Assigned task =>
Pull out every line below that contains the word "Stamboom".

+++ Provided material

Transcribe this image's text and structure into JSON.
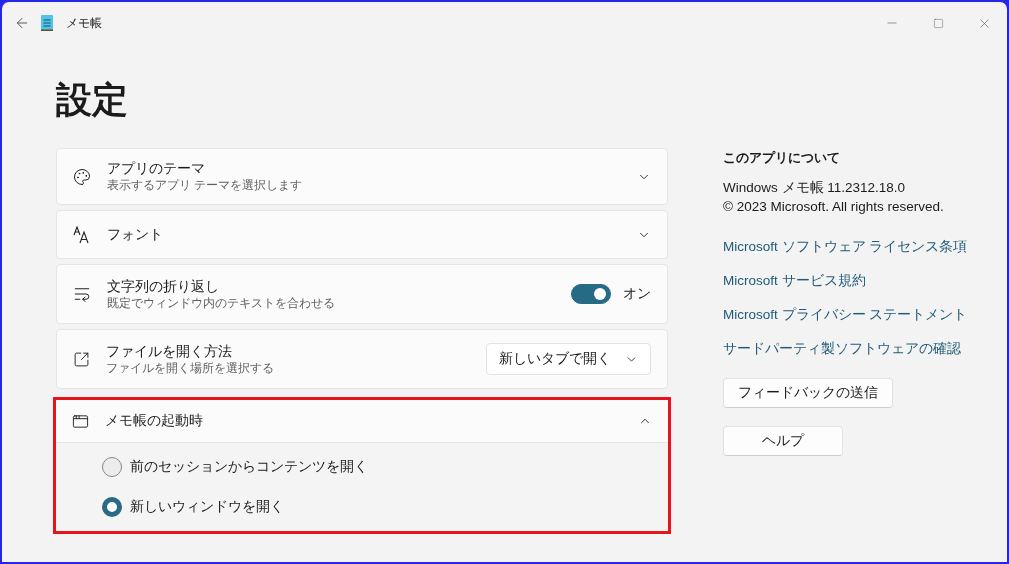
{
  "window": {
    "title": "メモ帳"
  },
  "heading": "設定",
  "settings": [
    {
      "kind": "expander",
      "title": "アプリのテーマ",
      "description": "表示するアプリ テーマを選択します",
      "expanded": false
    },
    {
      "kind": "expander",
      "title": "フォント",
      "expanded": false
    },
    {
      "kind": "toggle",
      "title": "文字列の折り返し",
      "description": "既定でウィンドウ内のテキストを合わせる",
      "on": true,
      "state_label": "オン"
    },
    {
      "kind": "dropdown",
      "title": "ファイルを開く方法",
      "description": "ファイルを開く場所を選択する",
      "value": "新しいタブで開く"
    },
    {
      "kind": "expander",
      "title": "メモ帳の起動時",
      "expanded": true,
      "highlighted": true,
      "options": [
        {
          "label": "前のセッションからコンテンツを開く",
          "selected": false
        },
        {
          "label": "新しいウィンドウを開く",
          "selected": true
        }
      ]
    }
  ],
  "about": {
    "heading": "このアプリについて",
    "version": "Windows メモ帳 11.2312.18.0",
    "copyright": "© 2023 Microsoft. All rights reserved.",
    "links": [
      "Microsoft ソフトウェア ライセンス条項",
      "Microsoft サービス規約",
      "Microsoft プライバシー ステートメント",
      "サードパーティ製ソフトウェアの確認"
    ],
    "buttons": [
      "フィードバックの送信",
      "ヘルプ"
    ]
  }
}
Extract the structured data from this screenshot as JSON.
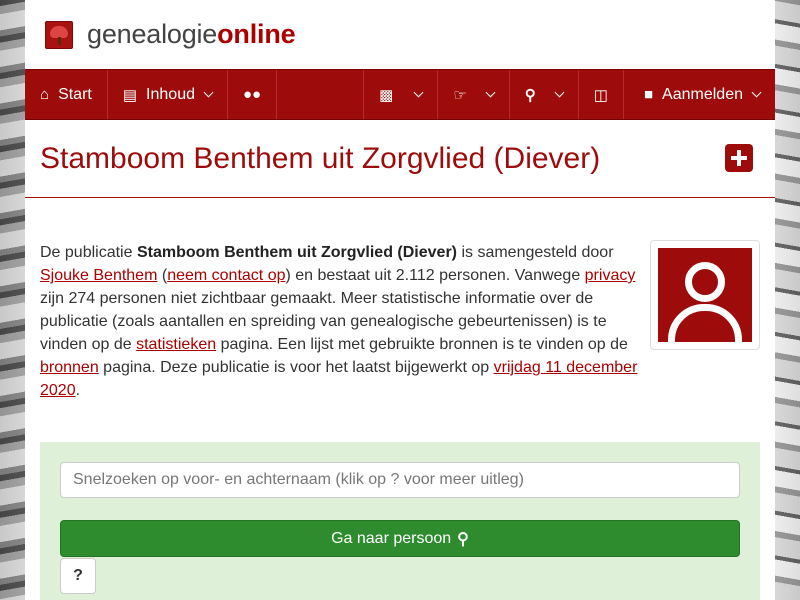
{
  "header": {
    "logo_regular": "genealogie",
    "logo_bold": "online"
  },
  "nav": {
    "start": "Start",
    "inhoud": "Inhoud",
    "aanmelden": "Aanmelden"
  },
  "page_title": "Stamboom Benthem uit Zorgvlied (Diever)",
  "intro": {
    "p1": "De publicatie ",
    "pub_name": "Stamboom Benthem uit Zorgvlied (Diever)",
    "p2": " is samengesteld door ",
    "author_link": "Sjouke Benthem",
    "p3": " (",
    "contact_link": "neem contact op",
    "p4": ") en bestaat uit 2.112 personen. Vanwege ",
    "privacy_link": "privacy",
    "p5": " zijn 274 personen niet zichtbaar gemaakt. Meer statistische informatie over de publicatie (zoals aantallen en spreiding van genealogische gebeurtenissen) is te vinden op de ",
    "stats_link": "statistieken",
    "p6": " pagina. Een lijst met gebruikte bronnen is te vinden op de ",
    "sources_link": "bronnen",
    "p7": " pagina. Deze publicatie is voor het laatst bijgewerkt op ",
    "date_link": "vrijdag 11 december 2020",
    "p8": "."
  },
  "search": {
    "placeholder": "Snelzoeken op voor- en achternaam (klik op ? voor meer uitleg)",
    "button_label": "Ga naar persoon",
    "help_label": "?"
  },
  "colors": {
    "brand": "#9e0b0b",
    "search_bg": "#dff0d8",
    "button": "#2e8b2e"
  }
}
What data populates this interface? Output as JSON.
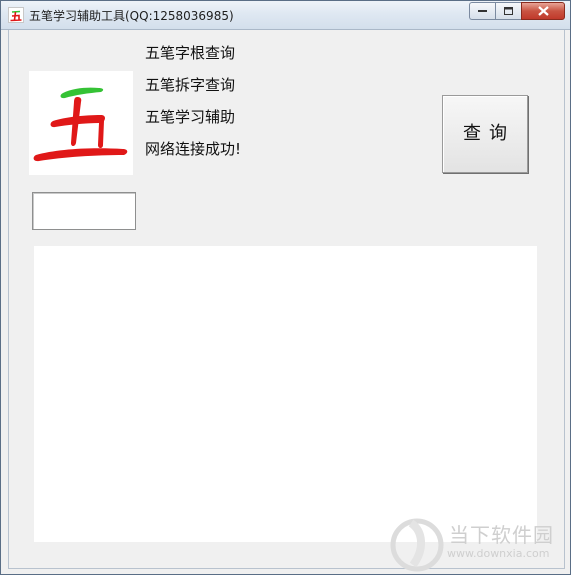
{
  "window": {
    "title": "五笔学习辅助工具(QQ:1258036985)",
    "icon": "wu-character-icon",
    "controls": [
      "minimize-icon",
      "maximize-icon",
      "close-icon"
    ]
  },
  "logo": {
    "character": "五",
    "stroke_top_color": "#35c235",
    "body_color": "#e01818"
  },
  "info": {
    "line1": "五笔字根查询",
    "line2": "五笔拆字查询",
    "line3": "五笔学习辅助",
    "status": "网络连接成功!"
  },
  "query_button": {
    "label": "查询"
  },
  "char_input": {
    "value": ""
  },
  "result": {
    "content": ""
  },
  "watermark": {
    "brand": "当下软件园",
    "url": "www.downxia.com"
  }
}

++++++

Result of this task =>
  "page_title": "Stamboom Benthem uit Zorgvlied (Diever)",
    "pub_name": "Stamboom Benthem uit Zorgvlied (Diever)",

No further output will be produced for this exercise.